Of course a buyer is always undertaking a formal investigation of your business along the way and this is called due diligence. The more formal “due diligence” is the process of the buyer looking at documents that they may not have seen before due to sensitivity or other reasons to hold back during the standard enquiry stage. This due diligence can take place usually once a formal agreement is in place and it is not unusual to see the Heads of Agreement state that the offer is subject to “due diligence”. At this formal stage, a buyer will usually bring in their accountant or other adviser to assist in the investigation and will ask for an exclusive dealing period during which time the vendors agree not to sell the business to anyone else. Due diligence should be seen as validation or confirmation of information previously shown to a buyer.
Contract of Sale
A contract will be drawn up by the seller’s lawyer, according to the general terms of the Heads of Agreement. However, a contract will be more detailed, containing provisions and clauses designed to protect both parties and cover issues like warranties and other more technical provisions.
Exchange of Contract
Once both parties are happy with the terms of the contract, the lawyers will arrange to meet and exchange contracts. Once contracts are exchanged, the deal is sealed.
Between Exchange and Settlement
After the exchange of contract, the parties prepare for settlement. This can involve gaining consent to assignment from the landlord, franchisor or other authority. It can cover formal finance approval as well as anything else that needs to be done under the contract. This is the beginning of the handover.
The time before and after final settlement of the sale is called the handover stage. The seller is usually under obligation to introduce the buyer to all facets of the business. This is part of what the buyer is paying for. This handover includes meeting suppliers and clients, as well as being shown how to operate the business and anything else that needs to be transitioned during this period. Usually there will be provision for the buyer to start working in the business after exchange and before settlement. And the seller will remain after settlement to further assist. These training and assistance periods are usually short, so that if the buyer wants longer tuition and assistance period that needs to be paid for by the buyer.
Sometimes a seller will be asked to stay on in the business to earn what we call an “earnout”. This can be part of the purchase price that is paid after initial settlement, and may or may not be tied to performance of the business.
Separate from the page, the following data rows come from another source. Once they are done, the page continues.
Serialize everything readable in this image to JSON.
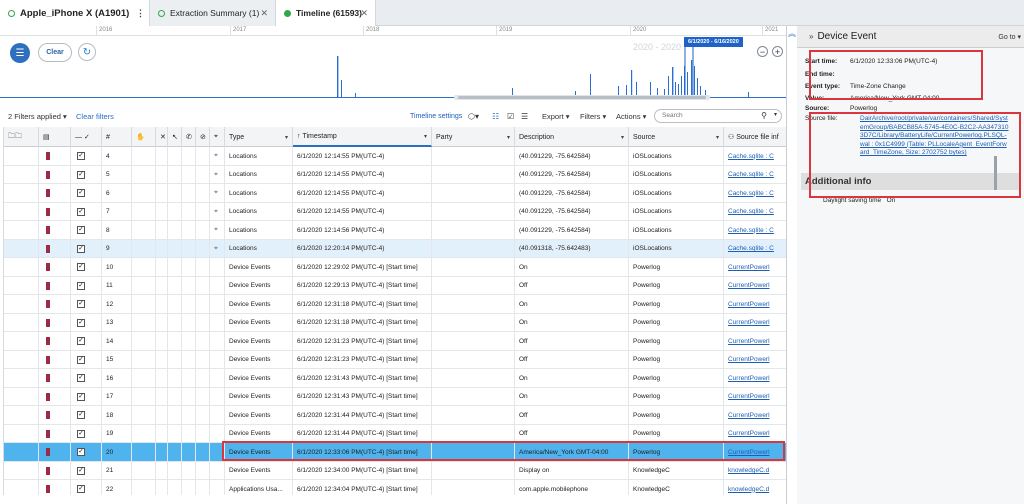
{
  "tabs": {
    "device": "Apple_iPhone X (A1901)",
    "extraction": "Extraction Summary (1)",
    "timeline": "Timeline (61593)"
  },
  "timeline": {
    "years": [
      "2016",
      "2017",
      "2018",
      "2019",
      "2020",
      "2021"
    ],
    "clear_label": "Clear",
    "range_label": "2020 - 2020",
    "range_badge": "6/1/2020 - 6/16/2020"
  },
  "filters": {
    "applied": "2 Filters applied ▾",
    "clear": "Clear filters",
    "timeline_settings": "Timeline settings",
    "export": "Export ▾",
    "filters_btn": "Filters ▾",
    "actions": "Actions ▾",
    "search_placeholder": "Search"
  },
  "columns": {
    "num": "#",
    "type": "Type",
    "timestamp": "Timestamp",
    "party": "Party",
    "description": "Description",
    "source": "Source",
    "source_file": "Source file inf"
  },
  "rows": [
    {
      "num": "4",
      "type": "Locations",
      "ts": "6/1/2020 12:14:55 PM(UTC-4)",
      "desc": "(40.091229, -75.642584)",
      "src": "iOSLocations",
      "file": "Cache.sqlite : C"
    },
    {
      "num": "5",
      "type": "Locations",
      "ts": "6/1/2020 12:14:55 PM(UTC-4)",
      "desc": "(40.091229, -75.642584)",
      "src": "iOSLocations",
      "file": "Cache.sqlite : C"
    },
    {
      "num": "6",
      "type": "Locations",
      "ts": "6/1/2020 12:14:55 PM(UTC-4)",
      "desc": "(40.091229, -75.642584)",
      "src": "iOSLocations",
      "file": "Cache.sqlite : C"
    },
    {
      "num": "7",
      "type": "Locations",
      "ts": "6/1/2020 12:14:55 PM(UTC-4)",
      "desc": "(40.091229, -75.642584)",
      "src": "iOSLocations",
      "file": "Cache.sqlite : C"
    },
    {
      "num": "8",
      "type": "Locations",
      "ts": "6/1/2020 12:14:56 PM(UTC-4)",
      "desc": "(40.091229, -75.642584)",
      "src": "iOSLocations",
      "file": "Cache.sqlite : C"
    },
    {
      "num": "9",
      "type": "Locations",
      "ts": "6/1/2020 12:20:14 PM(UTC-4)",
      "desc": "(40.091318, -75.642483)",
      "src": "iOSLocations",
      "file": "Cache.sqlite : C"
    },
    {
      "num": "10",
      "type": "Device Events",
      "ts": "6/1/2020 12:29:02 PM(UTC-4) [Start time]",
      "desc": "On",
      "src": "Powerlog",
      "file": "CurrentPowerl"
    },
    {
      "num": "11",
      "type": "Device Events",
      "ts": "6/1/2020 12:29:13 PM(UTC-4) [Start time]",
      "desc": "Off",
      "src": "Powerlog",
      "file": "CurrentPowerl"
    },
    {
      "num": "12",
      "type": "Device Events",
      "ts": "6/1/2020 12:31:18 PM(UTC-4) [Start time]",
      "desc": "On",
      "src": "Powerlog",
      "file": "CurrentPowerl"
    },
    {
      "num": "13",
      "type": "Device Events",
      "ts": "6/1/2020 12:31:18 PM(UTC-4) [Start time]",
      "desc": "On",
      "src": "Powerlog",
      "file": "CurrentPowerl"
    },
    {
      "num": "14",
      "type": "Device Events",
      "ts": "6/1/2020 12:31:23 PM(UTC-4) [Start time]",
      "desc": "Off",
      "src": "Powerlog",
      "file": "CurrentPowerl"
    },
    {
      "num": "15",
      "type": "Device Events",
      "ts": "6/1/2020 12:31:23 PM(UTC-4) [Start time]",
      "desc": "Off",
      "src": "Powerlog",
      "file": "CurrentPowerl"
    },
    {
      "num": "16",
      "type": "Device Events",
      "ts": "6/1/2020 12:31:43 PM(UTC-4) [Start time]",
      "desc": "On",
      "src": "Powerlog",
      "file": "CurrentPowerl"
    },
    {
      "num": "17",
      "type": "Device Events",
      "ts": "6/1/2020 12:31:43 PM(UTC-4) [Start time]",
      "desc": "On",
      "src": "Powerlog",
      "file": "CurrentPowerl"
    },
    {
      "num": "18",
      "type": "Device Events",
      "ts": "6/1/2020 12:31:44 PM(UTC-4) [Start time]",
      "desc": "Off",
      "src": "Powerlog",
      "file": "CurrentPowerl"
    },
    {
      "num": "19",
      "type": "Device Events",
      "ts": "6/1/2020 12:31:44 PM(UTC-4) [Start time]",
      "desc": "Off",
      "src": "Powerlog",
      "file": "CurrentPowerl"
    },
    {
      "num": "20",
      "type": "Device Events",
      "ts": "6/1/2020 12:33:06 PM(UTC-4) [Start time]",
      "desc": "America/New_York GMT-04:00",
      "src": "Powerlog",
      "file": "CurrentPowerl"
    },
    {
      "num": "21",
      "type": "Device Events",
      "ts": "6/1/2020 12:34:00 PM(UTC-4) [Start time]",
      "desc": "Display on",
      "src": "KnowledgeC",
      "file": "knowledgeC.d"
    },
    {
      "num": "22",
      "type": "Applications Usa...",
      "ts": "6/1/2020 12:34:04 PM(UTC-4) [Start time]",
      "desc": "com.apple.mobilephone",
      "src": "KnowledgeC",
      "file": "knowledgeC.d"
    }
  ],
  "panel": {
    "title": "Device Event",
    "goto": "Go to ▾",
    "start_label": "Start time:",
    "start_value": "6/1/2020 12:33:06 PM(UTC-4)",
    "end_label": "End time:",
    "event_label": "Event type:",
    "event_value": "Time-Zone Change",
    "value_label": "Value:",
    "value_value": "America/New_York GMT-04:00",
    "source_label": "Source:",
    "source_value": "Powerlog",
    "source_file_label": "Source file:",
    "source_file_value": "DairArchive/root/private/var/containers/Shared/SystemGroup/BABCB85A-5745-4E0C-B2C2-AA3473103D7C/Library/BatteryLife/CurrentPowerlog.PLSQL-wal : 0x1C4999 (Table: PLLocaleAgent_EventForward_TimeZone, Size: 2702752 bytes)",
    "additional_info": "Additional info",
    "dst_label": "Daylight saving time",
    "dst_value": "On"
  },
  "colors": {
    "accent": "#2a6fc4",
    "selected_row": "#4fb3ee",
    "highlight_box": "#d9363e",
    "tag": "#9b2c45"
  }
}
It may just be there to ensure that the seller stays for this extended period and more fully hand over the goodwill etc.
Settlement of the Sale
Settlement of the sale involves final payment of all monies due on settlement and the handover of the business to the buyer. The buyer then takes the profit of the business and control over its operation.